_Exercise objective_
Using the entries that follow, state how many lines contain the word "this". The response is that number and nothing more.

_Records for the task_
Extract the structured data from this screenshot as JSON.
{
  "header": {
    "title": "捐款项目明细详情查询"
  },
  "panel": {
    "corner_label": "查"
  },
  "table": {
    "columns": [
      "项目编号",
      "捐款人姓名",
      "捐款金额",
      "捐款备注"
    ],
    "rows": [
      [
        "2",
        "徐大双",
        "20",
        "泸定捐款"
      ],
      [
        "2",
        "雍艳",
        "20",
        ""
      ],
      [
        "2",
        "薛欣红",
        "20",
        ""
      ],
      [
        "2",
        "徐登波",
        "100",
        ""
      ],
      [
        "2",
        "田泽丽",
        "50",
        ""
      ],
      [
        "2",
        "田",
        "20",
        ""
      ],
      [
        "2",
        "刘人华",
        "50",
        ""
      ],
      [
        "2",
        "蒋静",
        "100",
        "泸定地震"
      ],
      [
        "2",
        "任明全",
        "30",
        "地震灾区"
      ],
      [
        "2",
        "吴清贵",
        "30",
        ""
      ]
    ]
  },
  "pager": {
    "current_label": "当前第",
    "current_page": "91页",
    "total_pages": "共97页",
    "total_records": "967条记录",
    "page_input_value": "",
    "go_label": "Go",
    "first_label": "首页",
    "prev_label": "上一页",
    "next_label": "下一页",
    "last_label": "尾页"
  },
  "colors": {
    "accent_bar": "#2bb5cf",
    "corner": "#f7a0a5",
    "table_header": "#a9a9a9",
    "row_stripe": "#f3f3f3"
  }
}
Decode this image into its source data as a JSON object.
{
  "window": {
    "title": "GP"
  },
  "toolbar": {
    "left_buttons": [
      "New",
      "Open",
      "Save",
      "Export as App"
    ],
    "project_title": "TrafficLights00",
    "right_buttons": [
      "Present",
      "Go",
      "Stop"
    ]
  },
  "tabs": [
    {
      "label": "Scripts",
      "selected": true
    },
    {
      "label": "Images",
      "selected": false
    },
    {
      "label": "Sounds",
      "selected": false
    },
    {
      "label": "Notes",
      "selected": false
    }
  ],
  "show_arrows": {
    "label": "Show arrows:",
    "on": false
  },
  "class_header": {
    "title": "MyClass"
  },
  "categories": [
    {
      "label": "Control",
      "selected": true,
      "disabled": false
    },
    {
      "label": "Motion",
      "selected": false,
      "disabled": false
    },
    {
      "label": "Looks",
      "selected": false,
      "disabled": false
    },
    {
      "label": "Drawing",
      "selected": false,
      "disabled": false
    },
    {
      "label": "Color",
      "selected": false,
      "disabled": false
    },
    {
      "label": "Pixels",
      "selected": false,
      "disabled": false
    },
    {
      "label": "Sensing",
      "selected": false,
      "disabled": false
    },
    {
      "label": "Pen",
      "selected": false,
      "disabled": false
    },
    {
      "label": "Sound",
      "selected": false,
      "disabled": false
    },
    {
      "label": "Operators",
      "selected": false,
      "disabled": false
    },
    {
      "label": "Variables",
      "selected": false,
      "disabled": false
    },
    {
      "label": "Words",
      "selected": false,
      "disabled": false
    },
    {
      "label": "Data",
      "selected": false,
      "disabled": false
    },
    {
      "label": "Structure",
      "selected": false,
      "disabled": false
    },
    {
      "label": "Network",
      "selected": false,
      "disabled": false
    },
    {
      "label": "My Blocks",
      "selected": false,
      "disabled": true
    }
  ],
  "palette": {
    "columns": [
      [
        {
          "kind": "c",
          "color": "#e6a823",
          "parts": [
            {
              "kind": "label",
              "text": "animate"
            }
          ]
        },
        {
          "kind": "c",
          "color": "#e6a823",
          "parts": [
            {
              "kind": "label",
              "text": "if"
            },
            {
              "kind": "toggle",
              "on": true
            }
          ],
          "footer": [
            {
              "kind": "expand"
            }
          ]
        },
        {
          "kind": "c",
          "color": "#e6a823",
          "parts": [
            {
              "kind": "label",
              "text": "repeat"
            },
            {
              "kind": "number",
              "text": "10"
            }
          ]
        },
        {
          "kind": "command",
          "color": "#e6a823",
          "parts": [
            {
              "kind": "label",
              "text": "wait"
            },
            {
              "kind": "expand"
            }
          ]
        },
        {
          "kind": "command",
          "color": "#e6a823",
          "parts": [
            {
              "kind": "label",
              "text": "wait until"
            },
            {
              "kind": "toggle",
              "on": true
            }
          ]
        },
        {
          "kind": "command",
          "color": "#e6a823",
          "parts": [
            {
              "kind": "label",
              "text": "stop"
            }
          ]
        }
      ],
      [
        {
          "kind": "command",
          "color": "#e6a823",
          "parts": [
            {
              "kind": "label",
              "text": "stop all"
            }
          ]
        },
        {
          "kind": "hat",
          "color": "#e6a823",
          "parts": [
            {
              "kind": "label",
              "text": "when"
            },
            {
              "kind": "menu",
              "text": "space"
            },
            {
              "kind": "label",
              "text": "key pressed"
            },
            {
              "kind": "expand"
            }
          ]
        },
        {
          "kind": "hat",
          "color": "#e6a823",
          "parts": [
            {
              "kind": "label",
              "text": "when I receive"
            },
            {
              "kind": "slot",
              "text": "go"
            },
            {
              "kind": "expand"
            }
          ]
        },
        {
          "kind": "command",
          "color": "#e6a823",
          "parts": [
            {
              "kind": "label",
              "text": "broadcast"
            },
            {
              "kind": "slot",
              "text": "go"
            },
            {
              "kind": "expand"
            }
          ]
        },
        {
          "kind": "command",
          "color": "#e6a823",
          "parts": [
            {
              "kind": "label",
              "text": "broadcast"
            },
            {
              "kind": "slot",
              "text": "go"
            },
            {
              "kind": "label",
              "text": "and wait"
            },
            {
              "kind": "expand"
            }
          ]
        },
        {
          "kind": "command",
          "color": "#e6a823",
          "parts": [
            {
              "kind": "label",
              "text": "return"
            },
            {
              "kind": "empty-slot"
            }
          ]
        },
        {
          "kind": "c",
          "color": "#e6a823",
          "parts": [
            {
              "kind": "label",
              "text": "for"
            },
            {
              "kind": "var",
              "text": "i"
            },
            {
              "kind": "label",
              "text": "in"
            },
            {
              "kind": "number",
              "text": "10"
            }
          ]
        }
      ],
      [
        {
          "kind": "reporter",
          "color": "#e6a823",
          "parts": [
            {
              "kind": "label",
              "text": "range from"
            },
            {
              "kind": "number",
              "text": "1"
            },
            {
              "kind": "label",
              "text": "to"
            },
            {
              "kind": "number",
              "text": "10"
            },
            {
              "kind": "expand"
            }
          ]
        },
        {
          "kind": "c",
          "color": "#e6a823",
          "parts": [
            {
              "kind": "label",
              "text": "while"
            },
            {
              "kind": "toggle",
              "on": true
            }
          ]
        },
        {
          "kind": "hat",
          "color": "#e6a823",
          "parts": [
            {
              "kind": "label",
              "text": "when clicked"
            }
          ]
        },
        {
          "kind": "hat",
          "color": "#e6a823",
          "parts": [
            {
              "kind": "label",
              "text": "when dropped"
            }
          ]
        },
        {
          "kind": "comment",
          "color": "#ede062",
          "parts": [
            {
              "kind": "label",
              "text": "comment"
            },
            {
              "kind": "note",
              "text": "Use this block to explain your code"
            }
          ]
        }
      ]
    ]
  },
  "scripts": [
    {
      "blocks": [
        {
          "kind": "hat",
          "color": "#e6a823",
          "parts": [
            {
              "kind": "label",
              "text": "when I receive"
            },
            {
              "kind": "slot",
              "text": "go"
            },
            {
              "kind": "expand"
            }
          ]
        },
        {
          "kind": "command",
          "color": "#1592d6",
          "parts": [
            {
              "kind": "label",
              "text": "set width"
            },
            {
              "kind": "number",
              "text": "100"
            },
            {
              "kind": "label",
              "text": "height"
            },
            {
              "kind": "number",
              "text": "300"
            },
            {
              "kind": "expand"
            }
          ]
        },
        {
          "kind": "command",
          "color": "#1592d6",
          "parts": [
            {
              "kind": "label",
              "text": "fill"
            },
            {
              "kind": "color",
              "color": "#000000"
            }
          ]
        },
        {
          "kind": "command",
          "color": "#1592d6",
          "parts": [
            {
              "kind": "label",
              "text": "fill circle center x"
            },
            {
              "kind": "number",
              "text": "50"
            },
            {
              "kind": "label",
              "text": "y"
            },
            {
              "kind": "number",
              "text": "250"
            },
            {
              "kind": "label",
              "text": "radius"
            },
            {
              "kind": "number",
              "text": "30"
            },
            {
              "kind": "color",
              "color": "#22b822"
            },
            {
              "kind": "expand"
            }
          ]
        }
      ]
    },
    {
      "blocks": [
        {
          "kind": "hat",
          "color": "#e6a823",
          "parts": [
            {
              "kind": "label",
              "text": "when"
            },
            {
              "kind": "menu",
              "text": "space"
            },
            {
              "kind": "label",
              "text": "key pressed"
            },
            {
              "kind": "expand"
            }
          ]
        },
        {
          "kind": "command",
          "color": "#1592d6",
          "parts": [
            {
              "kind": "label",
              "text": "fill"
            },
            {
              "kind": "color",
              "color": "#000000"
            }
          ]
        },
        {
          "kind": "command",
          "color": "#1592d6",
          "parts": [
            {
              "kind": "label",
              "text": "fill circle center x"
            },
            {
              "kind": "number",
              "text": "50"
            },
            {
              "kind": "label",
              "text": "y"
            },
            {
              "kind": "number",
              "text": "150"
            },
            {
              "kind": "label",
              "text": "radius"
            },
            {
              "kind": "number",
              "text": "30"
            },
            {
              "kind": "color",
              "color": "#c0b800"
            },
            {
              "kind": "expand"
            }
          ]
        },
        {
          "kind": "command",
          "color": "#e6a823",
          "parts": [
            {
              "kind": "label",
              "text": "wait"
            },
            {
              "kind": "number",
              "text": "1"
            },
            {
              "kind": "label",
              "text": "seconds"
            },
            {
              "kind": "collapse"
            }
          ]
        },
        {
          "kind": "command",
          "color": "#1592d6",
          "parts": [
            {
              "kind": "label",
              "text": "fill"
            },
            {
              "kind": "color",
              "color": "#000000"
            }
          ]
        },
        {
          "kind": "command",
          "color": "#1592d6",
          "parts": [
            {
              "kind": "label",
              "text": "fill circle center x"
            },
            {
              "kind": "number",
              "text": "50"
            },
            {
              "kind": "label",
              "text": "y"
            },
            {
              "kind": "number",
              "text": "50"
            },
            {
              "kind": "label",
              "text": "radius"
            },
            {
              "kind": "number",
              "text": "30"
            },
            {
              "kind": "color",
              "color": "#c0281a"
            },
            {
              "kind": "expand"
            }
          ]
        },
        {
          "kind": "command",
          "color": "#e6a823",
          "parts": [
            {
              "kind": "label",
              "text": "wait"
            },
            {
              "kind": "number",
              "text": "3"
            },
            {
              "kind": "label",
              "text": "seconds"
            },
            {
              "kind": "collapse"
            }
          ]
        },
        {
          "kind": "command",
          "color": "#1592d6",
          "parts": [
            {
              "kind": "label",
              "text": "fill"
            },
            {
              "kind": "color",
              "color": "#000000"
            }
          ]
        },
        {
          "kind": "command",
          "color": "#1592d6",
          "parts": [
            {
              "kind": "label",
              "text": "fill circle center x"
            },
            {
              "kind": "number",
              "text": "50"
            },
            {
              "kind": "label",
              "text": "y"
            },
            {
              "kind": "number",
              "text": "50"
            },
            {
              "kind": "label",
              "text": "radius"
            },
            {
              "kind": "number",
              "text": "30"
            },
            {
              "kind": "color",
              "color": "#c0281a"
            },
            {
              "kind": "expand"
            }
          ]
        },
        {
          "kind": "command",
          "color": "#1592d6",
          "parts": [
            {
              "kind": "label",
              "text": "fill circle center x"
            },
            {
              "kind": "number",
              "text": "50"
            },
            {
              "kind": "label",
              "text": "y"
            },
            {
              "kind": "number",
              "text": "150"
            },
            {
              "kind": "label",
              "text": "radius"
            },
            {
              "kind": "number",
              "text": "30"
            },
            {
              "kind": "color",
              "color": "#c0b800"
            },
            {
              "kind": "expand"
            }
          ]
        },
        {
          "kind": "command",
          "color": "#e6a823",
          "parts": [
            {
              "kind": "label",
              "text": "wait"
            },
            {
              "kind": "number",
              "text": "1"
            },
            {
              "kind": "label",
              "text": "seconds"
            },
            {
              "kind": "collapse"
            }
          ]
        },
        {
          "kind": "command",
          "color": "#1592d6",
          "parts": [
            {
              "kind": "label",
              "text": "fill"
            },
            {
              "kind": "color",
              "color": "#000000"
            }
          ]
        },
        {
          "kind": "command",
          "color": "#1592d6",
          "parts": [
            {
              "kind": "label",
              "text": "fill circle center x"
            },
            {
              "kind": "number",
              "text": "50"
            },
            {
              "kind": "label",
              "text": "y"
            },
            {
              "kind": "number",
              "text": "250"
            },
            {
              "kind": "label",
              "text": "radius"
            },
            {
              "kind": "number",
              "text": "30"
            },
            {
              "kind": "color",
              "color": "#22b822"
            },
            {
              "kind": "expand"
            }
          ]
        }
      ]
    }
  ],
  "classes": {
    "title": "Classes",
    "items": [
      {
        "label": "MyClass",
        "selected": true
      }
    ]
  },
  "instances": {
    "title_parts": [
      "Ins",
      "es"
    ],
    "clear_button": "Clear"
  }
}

_Solution below_
3